• **DATA PROVIDED**:
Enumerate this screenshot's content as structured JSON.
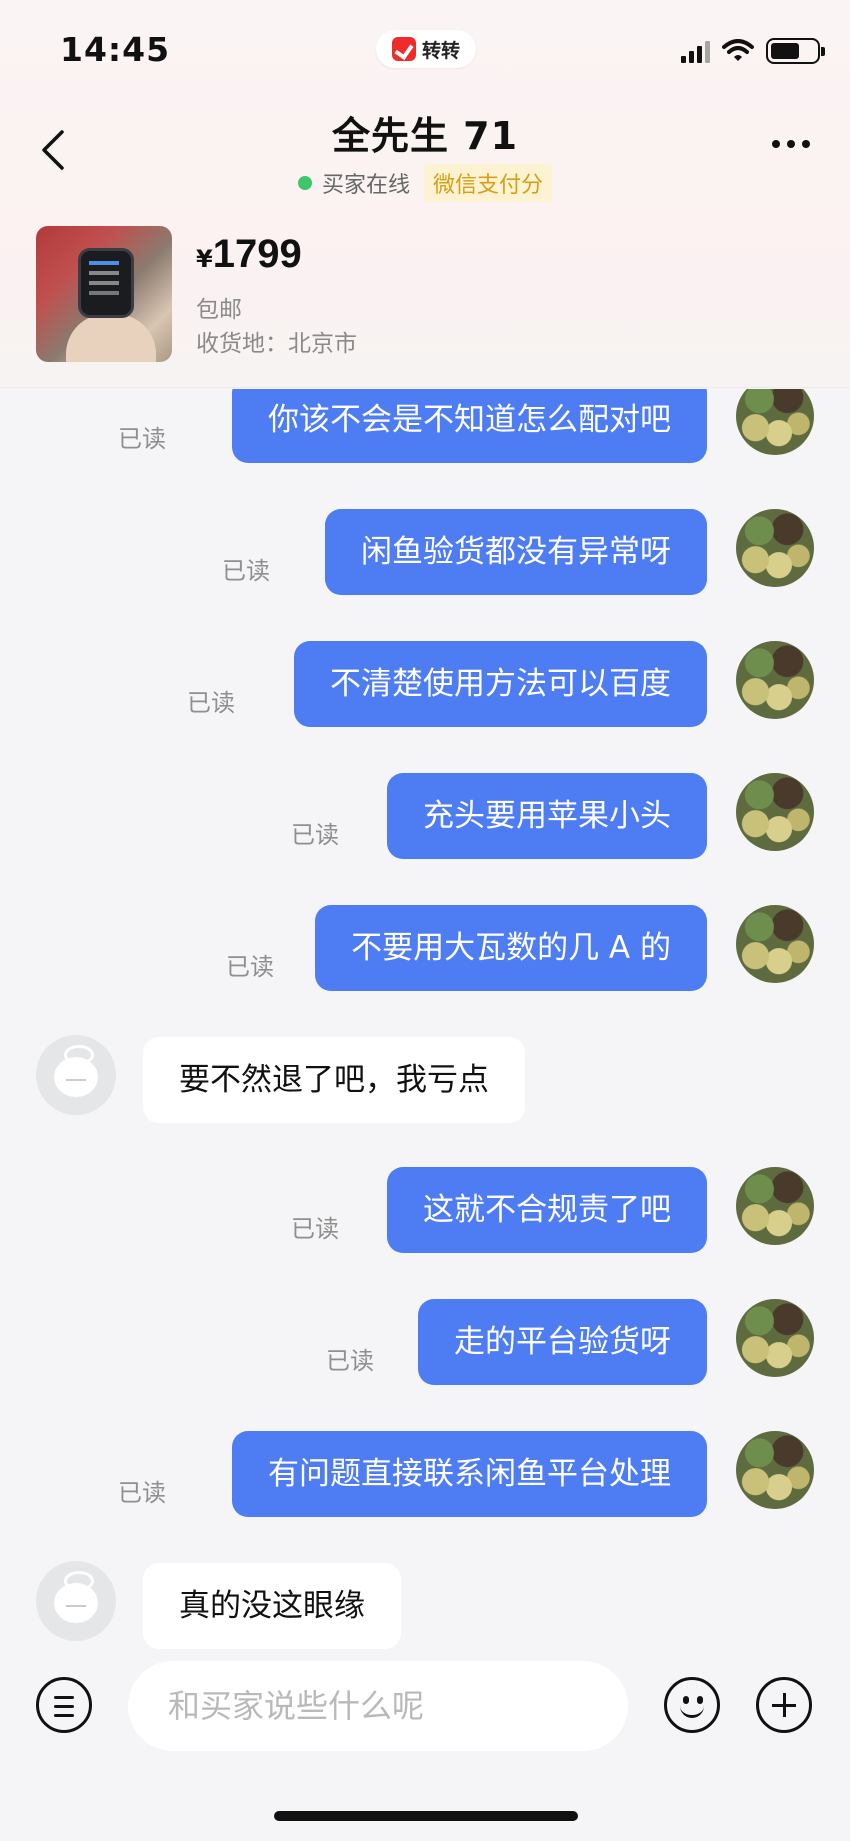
{
  "status_bar": {
    "time": "14:45",
    "app_badge": "转转"
  },
  "header": {
    "title": "全先生 71",
    "online_status": "买家在线",
    "pay_badge": "微信支付分"
  },
  "product": {
    "currency": "¥",
    "price": "1799",
    "shipping": "包邮",
    "address": "收货地：北京市"
  },
  "messages": [
    {
      "from": "me",
      "text": "你该不会是不知道怎么配对吧",
      "status": "已读"
    },
    {
      "from": "me",
      "text": "闲鱼验货都没有异常呀",
      "status": "已读"
    },
    {
      "from": "me",
      "text": "不清楚使用方法可以百度",
      "status": "已读"
    },
    {
      "from": "me",
      "text": "充头要用苹果小头",
      "status": "已读"
    },
    {
      "from": "me",
      "text": "不要用大瓦数的几 A 的",
      "status": "已读"
    },
    {
      "from": "them",
      "text": "要不然退了吧，我亏点"
    },
    {
      "from": "me",
      "text": "这就不合规责了吧",
      "status": "已读"
    },
    {
      "from": "me",
      "text": "走的平台验货呀",
      "status": "已读"
    },
    {
      "from": "me",
      "text": "有问题直接联系闲鱼平台处理",
      "status": "已读"
    },
    {
      "from": "them",
      "text": "真的没这眼缘"
    }
  ],
  "input": {
    "placeholder": "和买家说些什么呢"
  },
  "colors": {
    "my_bubble": "#4e7cf3",
    "their_bubble": "#ffffff",
    "online": "#3ec66a",
    "pay_badge_text": "#d4a017"
  }
}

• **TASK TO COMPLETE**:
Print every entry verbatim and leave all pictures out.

• **RESPONSE FOR THIS EXERCISE**:
Enumerate this screenshot's content as structured JSON.
{
  "status_bar": {
    "time": "14:45",
    "app_badge": "转转"
  },
  "header": {
    "title": "全先生 71",
    "online_status": "买家在线",
    "pay_badge": "微信支付分"
  },
  "product": {
    "currency": "¥",
    "price": "1799",
    "shipping": "包邮",
    "address": "收货地：北京市"
  },
  "messages": [
    {
      "from": "me",
      "text": "你该不会是不知道怎么配对吧",
      "status": "已读"
    },
    {
      "from": "me",
      "text": "闲鱼验货都没有异常呀",
      "status": "已读"
    },
    {
      "from": "me",
      "text": "不清楚使用方法可以百度",
      "status": "已读"
    },
    {
      "from": "me",
      "text": "充头要用苹果小头",
      "status": "已读"
    },
    {
      "from": "me",
      "text": "不要用大瓦数的几 A 的",
      "status": "已读"
    },
    {
      "from": "them",
      "text": "要不然退了吧，我亏点"
    },
    {
      "from": "me",
      "text": "这就不合规责了吧",
      "status": "已读"
    },
    {
      "from": "me",
      "text": "走的平台验货呀",
      "status": "已读"
    },
    {
      "from": "me",
      "text": "有问题直接联系闲鱼平台处理",
      "status": "已读"
    },
    {
      "from": "them",
      "text": "真的没这眼缘"
    }
  ],
  "input": {
    "placeholder": "和买家说些什么呢"
  },
  "colors": {
    "my_bubble": "#4e7cf3",
    "their_bubble": "#ffffff",
    "online": "#3ec66a",
    "pay_badge_text": "#d4a017"
  }
}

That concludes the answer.